It usually ended this way. Him, walking away from me to go play whatever latest video game he got online, or to video chat with his friends back in Texas, or to tinker with his computer. Me, on the verge of tears, clenching my jaw to keep from yelling at him, feeling like a dumb small-town hick.
“I’m not being like anything,” I said. “I just wanted to share this with you.”
“I know,” he said. “I’m sorry. Let’s just go home, okay?” He started to walk down the hill.
Strictly speaking, the farmer next door didn’t like having trespassers on his land, but because he knew me, he usually let it slide. Our two families had been sharing this little valley for five generations. He wouldn’t start trouble over two stupid kids sitting around on top of hay bales in the dark.
“I thought it might make things better,” I said. “I mean, for you.”
“I thought you might feel better, if you could see what makes this place special.” I hopped down and walked over to him. I caught his hand again, held it up between us in both of mine. “I know it’s not big or loud or anything, but this is something you can only do out in the country. There’s nowhere else in the world quite like this.”
“You’re hopeless,” he said, but he pulled me in and kissed me quick on the lips. “Someday you’ll get out of here, and you’ll understand why I hate it.”
“This is my home,” I told him. “It doesn’t matter where I go. I’ll always be from here.”
“Wait and see,” he said. “You’re too good for this place.”
He turned and walked away.

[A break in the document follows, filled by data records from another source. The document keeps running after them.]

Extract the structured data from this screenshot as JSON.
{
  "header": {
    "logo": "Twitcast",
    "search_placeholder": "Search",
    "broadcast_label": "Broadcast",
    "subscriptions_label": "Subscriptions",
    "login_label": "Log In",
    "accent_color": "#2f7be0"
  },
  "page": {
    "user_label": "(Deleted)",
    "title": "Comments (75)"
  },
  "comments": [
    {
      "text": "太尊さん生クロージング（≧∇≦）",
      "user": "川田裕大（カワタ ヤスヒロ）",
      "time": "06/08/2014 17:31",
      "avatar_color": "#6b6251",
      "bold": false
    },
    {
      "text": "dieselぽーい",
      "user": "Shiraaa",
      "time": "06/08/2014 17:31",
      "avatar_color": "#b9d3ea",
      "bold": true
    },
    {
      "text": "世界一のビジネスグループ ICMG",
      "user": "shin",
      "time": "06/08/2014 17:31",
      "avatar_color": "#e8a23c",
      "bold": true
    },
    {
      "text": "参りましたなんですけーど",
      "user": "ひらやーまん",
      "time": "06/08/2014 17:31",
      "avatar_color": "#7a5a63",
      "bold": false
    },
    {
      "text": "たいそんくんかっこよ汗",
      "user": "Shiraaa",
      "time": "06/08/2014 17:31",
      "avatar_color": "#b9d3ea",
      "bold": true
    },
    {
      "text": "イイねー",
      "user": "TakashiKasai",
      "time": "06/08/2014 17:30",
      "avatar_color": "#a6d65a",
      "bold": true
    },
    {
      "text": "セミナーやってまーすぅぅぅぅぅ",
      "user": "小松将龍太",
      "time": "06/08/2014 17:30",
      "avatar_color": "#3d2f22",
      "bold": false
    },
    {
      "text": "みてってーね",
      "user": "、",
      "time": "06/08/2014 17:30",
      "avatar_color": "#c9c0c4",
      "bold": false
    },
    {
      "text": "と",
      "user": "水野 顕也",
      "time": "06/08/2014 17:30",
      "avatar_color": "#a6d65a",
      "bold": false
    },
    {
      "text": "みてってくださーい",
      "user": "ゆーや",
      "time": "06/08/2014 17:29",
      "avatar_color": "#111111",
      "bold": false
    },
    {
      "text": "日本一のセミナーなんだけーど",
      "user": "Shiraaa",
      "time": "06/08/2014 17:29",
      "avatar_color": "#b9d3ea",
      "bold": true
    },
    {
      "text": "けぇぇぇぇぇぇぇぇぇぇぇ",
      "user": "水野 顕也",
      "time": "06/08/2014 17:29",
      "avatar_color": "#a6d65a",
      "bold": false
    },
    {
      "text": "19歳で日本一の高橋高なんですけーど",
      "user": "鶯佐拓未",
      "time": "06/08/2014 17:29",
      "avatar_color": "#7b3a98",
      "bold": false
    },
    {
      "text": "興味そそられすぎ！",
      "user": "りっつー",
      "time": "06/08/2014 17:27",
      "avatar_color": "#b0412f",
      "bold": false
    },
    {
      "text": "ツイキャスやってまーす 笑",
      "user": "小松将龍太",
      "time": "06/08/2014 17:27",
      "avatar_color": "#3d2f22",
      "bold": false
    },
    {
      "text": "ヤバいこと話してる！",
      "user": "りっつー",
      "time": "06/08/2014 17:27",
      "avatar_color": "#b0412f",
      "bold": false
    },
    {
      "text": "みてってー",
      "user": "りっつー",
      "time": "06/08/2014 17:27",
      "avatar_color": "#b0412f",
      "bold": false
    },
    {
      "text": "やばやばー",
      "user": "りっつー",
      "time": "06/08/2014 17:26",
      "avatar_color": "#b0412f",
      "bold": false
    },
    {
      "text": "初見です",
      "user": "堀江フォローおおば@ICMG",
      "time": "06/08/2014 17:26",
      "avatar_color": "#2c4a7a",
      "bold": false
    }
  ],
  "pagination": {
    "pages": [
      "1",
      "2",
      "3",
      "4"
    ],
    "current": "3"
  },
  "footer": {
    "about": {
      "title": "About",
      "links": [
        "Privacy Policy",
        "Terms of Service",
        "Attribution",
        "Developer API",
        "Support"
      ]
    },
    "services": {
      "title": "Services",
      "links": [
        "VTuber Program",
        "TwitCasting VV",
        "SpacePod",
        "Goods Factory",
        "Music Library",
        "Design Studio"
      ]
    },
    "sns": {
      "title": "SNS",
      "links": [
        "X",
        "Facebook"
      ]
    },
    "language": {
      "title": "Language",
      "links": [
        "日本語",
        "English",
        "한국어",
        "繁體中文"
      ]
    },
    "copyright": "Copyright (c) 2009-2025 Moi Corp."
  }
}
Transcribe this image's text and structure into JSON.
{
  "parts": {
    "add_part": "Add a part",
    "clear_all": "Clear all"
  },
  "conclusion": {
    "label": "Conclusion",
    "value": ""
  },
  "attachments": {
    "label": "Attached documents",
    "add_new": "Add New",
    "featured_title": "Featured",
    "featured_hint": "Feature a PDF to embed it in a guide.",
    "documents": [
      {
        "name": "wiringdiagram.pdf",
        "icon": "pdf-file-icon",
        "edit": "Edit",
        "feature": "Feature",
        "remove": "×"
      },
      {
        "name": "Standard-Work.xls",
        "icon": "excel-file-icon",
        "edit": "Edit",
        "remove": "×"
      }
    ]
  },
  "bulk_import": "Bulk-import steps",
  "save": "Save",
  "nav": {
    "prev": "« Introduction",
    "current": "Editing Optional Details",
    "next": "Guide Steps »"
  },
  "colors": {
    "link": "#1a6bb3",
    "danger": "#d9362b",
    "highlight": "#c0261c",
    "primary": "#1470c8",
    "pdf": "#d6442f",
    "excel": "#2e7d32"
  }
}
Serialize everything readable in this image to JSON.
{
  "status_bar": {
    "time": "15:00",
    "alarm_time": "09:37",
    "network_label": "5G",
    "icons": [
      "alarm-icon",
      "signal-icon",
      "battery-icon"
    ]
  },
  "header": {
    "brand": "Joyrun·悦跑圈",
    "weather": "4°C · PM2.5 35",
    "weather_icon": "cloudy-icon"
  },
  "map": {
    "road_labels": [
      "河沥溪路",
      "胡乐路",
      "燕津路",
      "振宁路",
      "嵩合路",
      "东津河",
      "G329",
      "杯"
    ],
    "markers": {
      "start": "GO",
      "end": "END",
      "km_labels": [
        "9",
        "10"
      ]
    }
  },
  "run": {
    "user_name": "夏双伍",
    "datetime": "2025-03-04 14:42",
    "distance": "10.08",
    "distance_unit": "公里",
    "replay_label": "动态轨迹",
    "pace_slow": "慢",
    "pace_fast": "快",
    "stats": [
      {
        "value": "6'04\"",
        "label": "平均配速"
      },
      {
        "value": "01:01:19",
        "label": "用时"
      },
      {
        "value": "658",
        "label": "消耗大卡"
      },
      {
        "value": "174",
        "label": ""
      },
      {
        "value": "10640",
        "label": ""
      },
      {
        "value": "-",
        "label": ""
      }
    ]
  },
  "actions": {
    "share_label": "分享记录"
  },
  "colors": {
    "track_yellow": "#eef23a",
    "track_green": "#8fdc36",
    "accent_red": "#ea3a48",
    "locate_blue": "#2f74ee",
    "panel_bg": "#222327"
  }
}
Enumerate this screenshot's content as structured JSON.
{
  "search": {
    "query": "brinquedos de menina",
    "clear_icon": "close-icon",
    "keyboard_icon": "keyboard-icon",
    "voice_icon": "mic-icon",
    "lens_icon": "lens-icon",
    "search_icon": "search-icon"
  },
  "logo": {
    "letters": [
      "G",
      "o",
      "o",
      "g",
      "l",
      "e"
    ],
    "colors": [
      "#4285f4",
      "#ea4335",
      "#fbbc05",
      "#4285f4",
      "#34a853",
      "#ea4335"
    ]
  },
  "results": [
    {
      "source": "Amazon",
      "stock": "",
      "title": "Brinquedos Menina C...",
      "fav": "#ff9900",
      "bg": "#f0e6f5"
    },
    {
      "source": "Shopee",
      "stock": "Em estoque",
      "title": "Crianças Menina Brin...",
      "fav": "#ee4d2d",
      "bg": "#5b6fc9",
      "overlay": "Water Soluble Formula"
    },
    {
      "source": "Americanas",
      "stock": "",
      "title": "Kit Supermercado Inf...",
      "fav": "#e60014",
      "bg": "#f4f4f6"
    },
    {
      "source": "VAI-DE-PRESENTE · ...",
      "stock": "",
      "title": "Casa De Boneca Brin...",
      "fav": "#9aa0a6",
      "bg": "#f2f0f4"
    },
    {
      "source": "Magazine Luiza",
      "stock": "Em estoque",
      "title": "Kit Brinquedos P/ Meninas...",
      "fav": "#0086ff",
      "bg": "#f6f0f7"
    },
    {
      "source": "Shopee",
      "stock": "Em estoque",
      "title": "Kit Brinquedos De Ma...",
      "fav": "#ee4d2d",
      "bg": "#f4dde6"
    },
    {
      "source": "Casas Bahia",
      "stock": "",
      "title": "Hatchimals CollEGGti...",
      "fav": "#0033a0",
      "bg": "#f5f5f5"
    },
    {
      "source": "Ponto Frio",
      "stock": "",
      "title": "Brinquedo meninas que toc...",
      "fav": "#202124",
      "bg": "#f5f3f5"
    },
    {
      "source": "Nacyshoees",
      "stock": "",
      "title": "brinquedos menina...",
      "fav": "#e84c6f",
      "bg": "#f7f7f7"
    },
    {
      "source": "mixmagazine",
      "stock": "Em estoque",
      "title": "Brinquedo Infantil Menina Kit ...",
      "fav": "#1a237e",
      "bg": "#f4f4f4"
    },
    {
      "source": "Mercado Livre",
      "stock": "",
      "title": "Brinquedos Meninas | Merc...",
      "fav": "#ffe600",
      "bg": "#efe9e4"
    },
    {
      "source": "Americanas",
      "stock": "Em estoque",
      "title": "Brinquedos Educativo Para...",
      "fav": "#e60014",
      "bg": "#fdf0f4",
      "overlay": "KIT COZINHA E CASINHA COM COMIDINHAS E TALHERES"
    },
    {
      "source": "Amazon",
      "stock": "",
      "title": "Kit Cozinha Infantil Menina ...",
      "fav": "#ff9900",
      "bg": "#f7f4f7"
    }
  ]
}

From the bottom of the hill, he called up to me, “Are you coming?”
“No,” I answered. “I’ll stay.”
“Well, see you tomorrow, then.”
I stood right where he left me, planted in that one spot. I looked out ahead at the dark expanse of field and pasture, and at the rolling mountains in the distance, illuminated by the silvery cast of the full moon.
Thank you for reading! This is the second of twelve stories I’ll write as part of my 2021 Short Story Challenge. Twelve months, twelve stories, and the theme this year is: Home.
Here’s January’s story, if you’d like to read it: The Roads
And if you want to join in the fun, here’s more information. I hope you do! But just reading is good, too, and I’m glad you’re here. 😊
The next story will be posted on Friday, March 26th.
Take a step
And then another after that
Move forward not back
Be brave and blaze the trail ahead
But look both ways
There’s wisdom in the past